Advertisement
YOU ARE HERE: LAT HomeCollections

Xs AND O's

It's not 1985 for Bears

January 19, 2007|Lonnie White | Times Staff Writer

There are plenty of similarities between the Chicago Bears of this season and the franchise's 1985 team that won Super Bowl XX. What's odd is, most of them are on offense.

With running back Walter Payton and quarterback Jim McMahon, the champion Bears relied on a strong running game and looked to beat defenses with play-action pass plays.

This season's Chicago offense counts on Thomas Jones and Cedric Benson to lead a ground attack that sets the table for play-action passes from Rex Grossman.

Jones, Benson and Grossman are not in the class of McMahon, Payton & Co., but the offense they generate similarly does just enough to complement another strong defense.

That said, there's not much of a comparison between the defenses.

Using coordinator Buddy Ryan's 4-6 zone schemes, the '85 Bears not only dominated offenses, they intimidated them.

Led by linebackers Mike Singletary, Otis Wilson and Wilber Marshall, end Richard Dent and cornerback Leslie Frazier, that Chicago defense ranked No. 1 in the NFL during the regular season in fewest points allowed (198), total yards allowed (4,135), rushing yards allowed (1,319) and most interceptions (34).
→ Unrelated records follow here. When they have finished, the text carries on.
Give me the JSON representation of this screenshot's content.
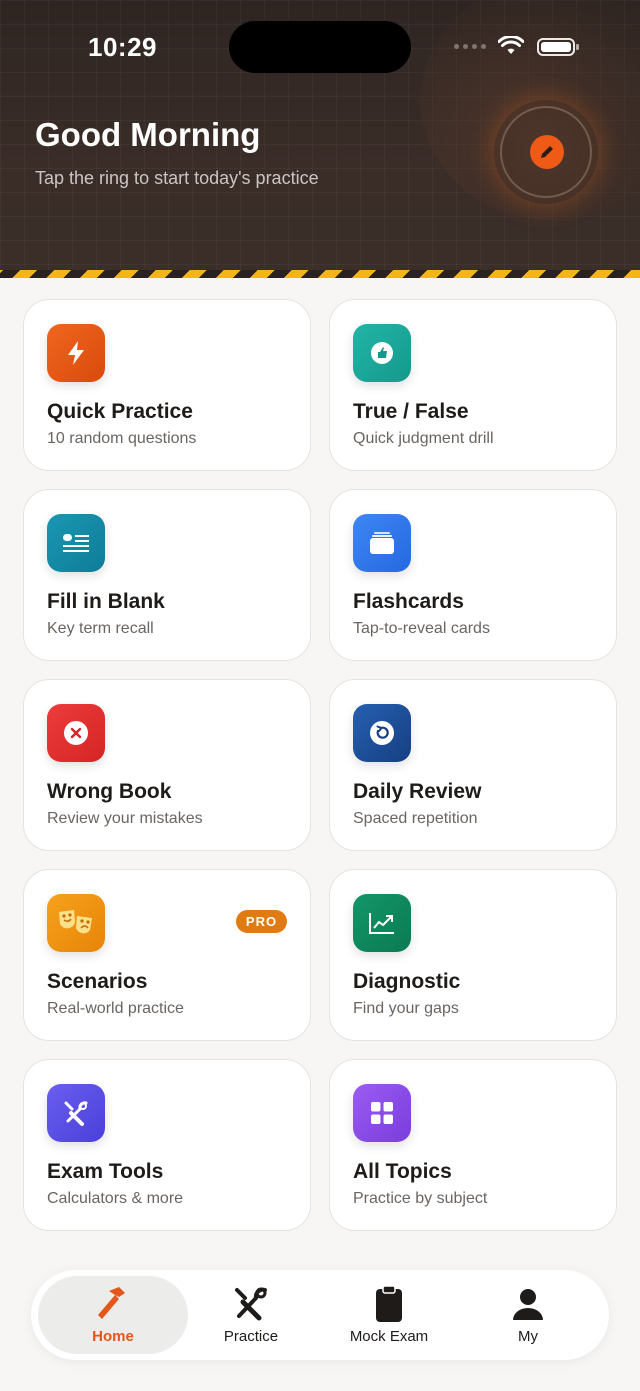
{
  "status_bar": {
    "time": "10:29"
  },
  "header": {
    "greeting": "Good Morning",
    "subtitle": "Tap the ring to start today's practice",
    "ring_icon": "pencil-icon"
  },
  "cards": [
    {
      "title": "Quick Practice",
      "desc": "10 random questions",
      "icon": "lightning-icon",
      "color": "#e8540f"
    },
    {
      "title": "True / False",
      "desc": "Quick judgment drill",
      "icon": "thumbs-up-icon",
      "color": "#1aa79a"
    },
    {
      "title": "Fill in Blank",
      "desc": "Key term recall",
      "icon": "text-lines-icon",
      "color": "#118aa6"
    },
    {
      "title": "Flashcards",
      "desc": "Tap-to-reveal cards",
      "icon": "cards-stack-icon",
      "color": "#2f78ef"
    },
    {
      "title": "Wrong Book",
      "desc": "Review your mistakes",
      "icon": "x-circle-icon",
      "color": "#e02f2f"
    },
    {
      "title": "Daily Review",
      "desc": "Spaced repetition",
      "icon": "refresh-icon",
      "color": "#1b4f9c"
    },
    {
      "title": "Scenarios",
      "desc": "Real-world practice",
      "icon": "theater-masks-icon",
      "color": "#f0920c",
      "badge": "PRO"
    },
    {
      "title": "Diagnostic",
      "desc": "Find your gaps",
      "icon": "trend-chart-icon",
      "color": "#0f8a59"
    },
    {
      "title": "Exam Tools",
      "desc": "Calculators & more",
      "icon": "tools-icon",
      "color": "#5a4fe8"
    },
    {
      "title": "All Topics",
      "desc": "Practice by subject",
      "icon": "grid-icon",
      "color": "#8a4ce6"
    }
  ],
  "tabbar": {
    "items": [
      {
        "label": "Home",
        "icon": "hammer-icon",
        "active": true
      },
      {
        "label": "Practice",
        "icon": "tools-icon"
      },
      {
        "label": "Mock Exam",
        "icon": "clipboard-icon"
      },
      {
        "label": "My",
        "icon": "person-icon"
      }
    ],
    "active_color": "#e4571a"
  }
}
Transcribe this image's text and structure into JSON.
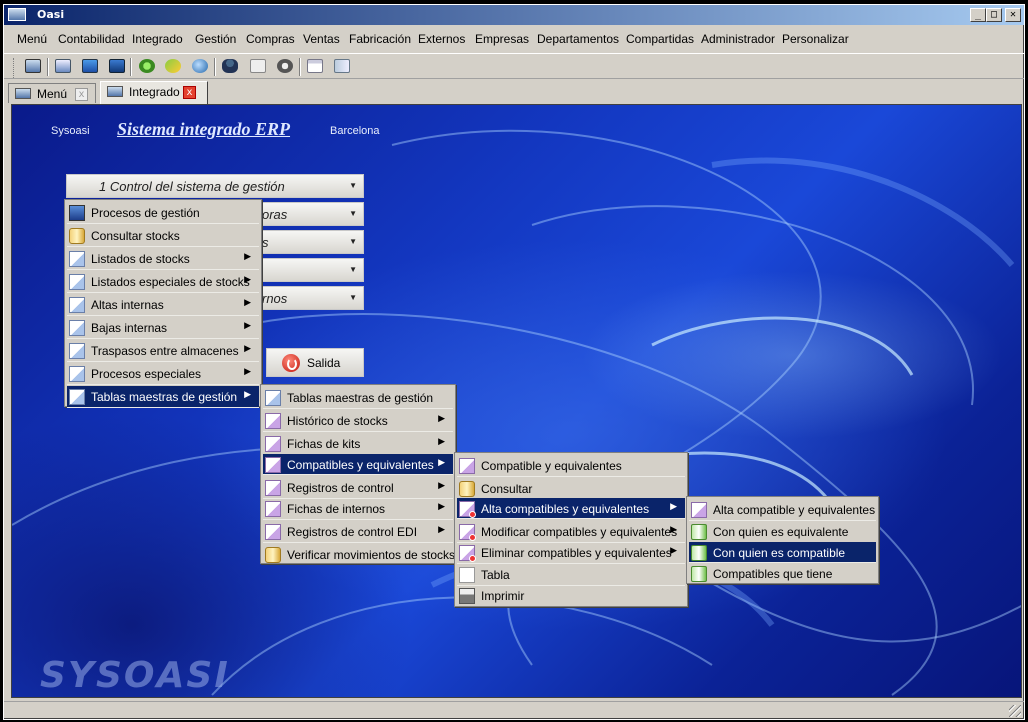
{
  "window": {
    "title": "Oasi",
    "minimize": "_",
    "maximize": "□",
    "close": "✕"
  },
  "menubar": [
    "Menú",
    "Contabilidad",
    "Integrado",
    "Gestión",
    "Compras",
    "Ventas",
    "Fabricación",
    "Externos",
    "Empresas",
    "Departamentos",
    "Compartidas",
    "Administrador",
    "Personalizar"
  ],
  "toolbar_icons": [
    "desktop-icon",
    "window-icon",
    "monitor-icon",
    "monitor-dark-icon",
    "gear-icon",
    "recycle-icon",
    "globe-icon",
    "user-icon",
    "notepad-icon",
    "info-icon",
    "calendar-icon",
    "book-icon"
  ],
  "tabs": [
    {
      "label": "Menú",
      "close": "x"
    },
    {
      "label": "Integrado",
      "close": "x"
    }
  ],
  "header": {
    "company": "Sysoasi",
    "title": "Sistema integrado ERP",
    "city": "Barcelona"
  },
  "combos": [
    {
      "label": "1  Control del sistema de gestión"
    },
    {
      "label": "oras"
    },
    {
      "label": "s"
    },
    {
      "label": ""
    },
    {
      "label": "rnos"
    }
  ],
  "salida": {
    "label": "Salida"
  },
  "logo": "SYSOASI",
  "menu1": [
    {
      "label": "Procesos de gestión",
      "icon": "monitor",
      "submenu": false
    },
    {
      "label": "Consultar stocks",
      "icon": "cyl",
      "submenu": false
    },
    {
      "label": "Listados de stocks",
      "icon": "doc",
      "submenu": true
    },
    {
      "label": "Listados especiales de stocks",
      "icon": "doc",
      "submenu": true
    },
    {
      "label": "Altas internas",
      "icon": "doc",
      "submenu": true
    },
    {
      "label": "Bajas internas",
      "icon": "doc",
      "submenu": true
    },
    {
      "label": "Traspasos entre almacenes",
      "icon": "doc",
      "submenu": true
    },
    {
      "label": "Procesos especiales",
      "icon": "doc",
      "submenu": true
    },
    {
      "label": "Tablas maestras de gestión",
      "icon": "doc",
      "submenu": true,
      "selected": true
    }
  ],
  "menu2": [
    {
      "label": "Tablas maestras de gestión",
      "icon": "doc",
      "submenu": false
    },
    {
      "label": "Histórico de stocks",
      "icon": "docp",
      "submenu": true
    },
    {
      "label": "Fichas de kits",
      "icon": "docp",
      "submenu": true
    },
    {
      "label": "Compatibles y equivalentes",
      "icon": "docp",
      "submenu": true,
      "selected": true
    },
    {
      "label": "Registros de control",
      "icon": "docp",
      "submenu": true
    },
    {
      "label": "Fichas de internos",
      "icon": "docp",
      "submenu": true
    },
    {
      "label": "Registros de control EDI",
      "icon": "docp",
      "submenu": true
    },
    {
      "label": "Verificar movimientos de stocks",
      "icon": "cyl",
      "submenu": false
    }
  ],
  "menu3": [
    {
      "label": "Compatible y equivalentes",
      "icon": "docp",
      "submenu": false
    },
    {
      "label": "Consultar",
      "icon": "cyl",
      "submenu": false
    },
    {
      "label": "Alta compatibles y equivalentes",
      "icon": "alta",
      "submenu": true,
      "selected": true
    },
    {
      "label": "Modificar compatibles y equivalentes",
      "icon": "alta",
      "submenu": true
    },
    {
      "label": "Eliminar compatibles y equivalentes",
      "icon": "alta",
      "submenu": true
    },
    {
      "label": "Tabla",
      "icon": "sheet",
      "submenu": false
    },
    {
      "label": "Imprimir",
      "icon": "printer",
      "submenu": false
    }
  ],
  "menu4": [
    {
      "label": "Alta compatible y equivalentes",
      "icon": "docp",
      "submenu": false
    },
    {
      "label": "Con quien es equivalente",
      "icon": "green",
      "submenu": false
    },
    {
      "label": "Con quien es compatible",
      "icon": "green",
      "submenu": false,
      "selected": true
    },
    {
      "label": "Compatibles que tiene",
      "icon": "green",
      "submenu": false
    }
  ],
  "colors": {
    "selection": "#0a246a",
    "desktop": "#1337c0",
    "chrome": "#d4d0c8"
  }
}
Those Bears gave up one touchdown or fewer in six games and recorded four shutouts -- two during the regular season and two in the postseason when, in victories over the Los Angeles Rams and New York Giants, Chicago became the first team in league history to go through the conference playoffs without allowing a point.

This season, the Bears held opponents to seven points or fewer five times, including two shutouts. But overall, they do not stack up to the '85 team. These Bears ranked third in fewest points allowed (255), fifth in total yards allowed (4,706), sixth in rushing yards allowed (1,590), and second in interceptions (24).

The Bears held their first five opponents to averages of 234.6 yards and 7.2 points but, after the unit sustained some key injuries, those averages ballooned to 376.6 yards and 23.6 points in the final five regular-season games. Then, in last week's overtime playoff victory against Seattle, Chicago gave up 306 yards and 24 points.

Far from being as domineering as their Super Bowl champion predecessors, these Bears still usually manage to take away some element of the opposing offense. However, doing that against New Orleans in the NFC championship game Sunday at Soldier Field will be an especially daunting challenge.

The Saints' balanced ball-control offense, featuring quarterback Drew Brees and running backs Deuce McAllister and Reggie Bush, can hurt a defense with the run and pass -- and several variations of each.

During the regular season, the Saints averaged 391.5 total yards and 281.4 passing yards, both best in the league. But New Orleans defeated Philadelphia, 27-24, last Saturday because of its ability to run the ball. In 72 plays, the Saints gained 435 yards, with powerful McAllister rushing mostly between tackles for 143 yards and two touchdowns and fast and elusive Bush adding 52 yards and a touchdown.

Expect New Orleans to concentrate on the run again -- but more from spread formations in an attempt to coax the Bears to replace renowned run-stoppers in linebacker Hunter Hillenmeyer and tackle Ian Scott.

Summary: Since the Bears lost safety Mike Brown and tackle Tommy Harris to injuries, they haven't been the same. Both players are among the best in the league at their positions and are difficult to replace, but safety Chris Harris and tackle Tank Johnson played well against Seattle. With a repeat performance, the Bears might be able to at least slow down Brees, the ringleader of the Saints' big-play offense.

lonnie.white@latimes.com

*

Ring it up

The city of Chicago has won its share of championships. New Orleans, which only recently added a second pro sports team (the NBA's Hornets), can't say the same. Major sports championships won, 1985-2007:

* NEW ORLEANS: 0.

* CHICAGO: 8 (Bulls 6, Bears 1, White Sox 1).

Note: Beginning with the Bears' win, Chicago has not gone as long as eight years without a title.

Source: STATS LLC

Advertisement
Los Angeles Times Articles
|
|
|